Our first response to the Government's plan to keep young people in some form of education or training until they reach the age of 18 is to ask why the timetable for the change is so long drawn out. Why wait until 2015, and risk a change of heart by another government, for a measure that is so obviously desirable? It is more than 30 years since education was made compulsory until 16. Compared with other industrialised countries, Britain has a relatively large number of 16- to 18-year-olds not in education, training or work - and the proportion has been growing. We also fare badly in international comparisons of skills and productivity. Much more needs to be done to prepare school-leavers for an economy where skills will be of the essence.

There are, however, several awkward realities that must be taken into account. The first is that, while a statutory requirement to participate in another two years of formal education might change the mentality of some pupils - it might, for instance, encourage some who currently leave school at 16 just because they can, to stay on to obtain useful qualifications - by no means all 16-year-olds may take that attitude. Bored by the rigidities of the National Curriculum, perhaps already truanting, these pupils would feel only resentment about being compelled to continue learning. In some poorer families, too, their pay packets might be sorely missed.

The option, broached yesterday, of formal warnings, fixed penalties, and eventually prosecution for those who drop out, risks not only alienating, but criminalising another group of young people. We already have misgivings about the effect of breached Antisocial Behaviour Orders that lead to criminal convictions. Are we to see 16- and 17-year-olds receiving a criminal record for not going to class? And if there are no penalties for non-participation, what are the alternatives? An extension of the existing educational maintenance allowances for over-16s might not provide enough of an incentive.

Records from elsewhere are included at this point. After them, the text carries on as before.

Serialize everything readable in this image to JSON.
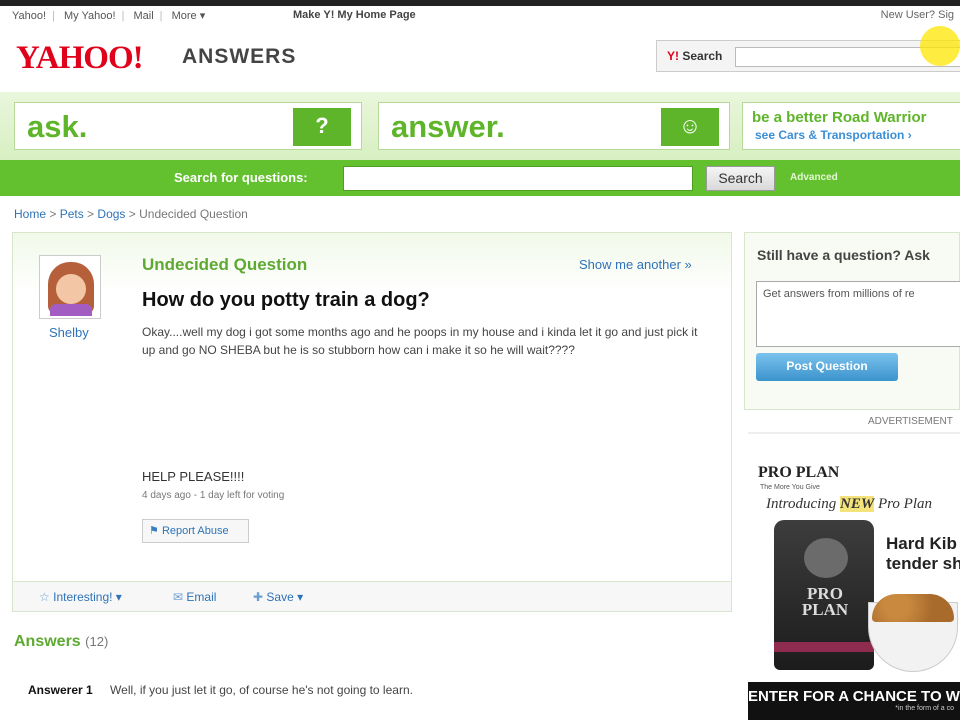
{
  "topbar": {
    "links": [
      "Yahoo!",
      "My Yahoo!",
      "Mail",
      "More ▾"
    ],
    "home": "Make Y! My Home Page",
    "right": "New User? Sig"
  },
  "header": {
    "logo": "YAHOO!",
    "logo_suffix": "ANSWERS",
    "search_label": "Search"
  },
  "band": {
    "ask": "ask.",
    "ask_glyph": "?",
    "answer": "answer.",
    "answer_glyph": "☺",
    "promo_line1": "be a better Road Warrior",
    "promo_line2": "see Cars & Transportation ›"
  },
  "qsearch": {
    "label": "Search for questions:",
    "button": "Search",
    "advanced": "Advanced"
  },
  "breadcrumb": {
    "home": "Home",
    "pets": "Pets",
    "dogs": "Dogs",
    "current": "Undecided Question"
  },
  "question": {
    "user": "Shelby",
    "status": "Undecided Question",
    "show_another": "Show me another »",
    "title": "How do you potty train a dog?",
    "body": "Okay....well my dog i got some months ago and he poops in my house and i kinda let it go and just pick it up and go NO SHEBA but he is so stubborn how can i make it so he will wait????",
    "help": "HELP PLEASE!!!!",
    "meta": "4 days ago - 1 day left for voting",
    "report": "Report Abuse"
  },
  "actions": {
    "interesting": "Interesting! ▾",
    "email": "Email",
    "save": "Save ▾"
  },
  "answers": {
    "heading": "Answers",
    "count": "(12)",
    "items": [
      {
        "author": "Answerer 1",
        "text": "Well, if you just let it go, of course he's not going to learn."
      }
    ]
  },
  "sidebar": {
    "heading": "Still have a question? Ask",
    "placeholder": "Get answers from millions of re",
    "button": "Post Question"
  },
  "ad": {
    "label": "ADVERTISEMENT",
    "brand": "PRO PLAN",
    "brand_sub": "The More You Give",
    "intro_pre": "Introducing ",
    "intro_new": "NEW",
    "intro_post": " Pro Plan",
    "bag_label": "PRO PLAN",
    "headline1": "Hard Kib",
    "headline2": "tender sh",
    "cta": "ENTER FOR A CHANCE TO W",
    "cta_small": "*in the form of a co"
  }
}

The most welcome aspect of the Education Secretary's announcement yesterday was his insistence that "we are not going to chain young people to the desk and make them do quadratic equations". If the less academically inclined are to gain something from their extra two years in education, new, more practical, courses must be devised; real training must be on offer, and a sufficient number of apprenticeships. The Government may well expect employers to help fund such courses, but that may be optimistic. Public money, probably quite a lot of it, will be needed. If the result is fewer unoccupied teenagers and a workforce equipped with modern skills, the time and money will have been well spent.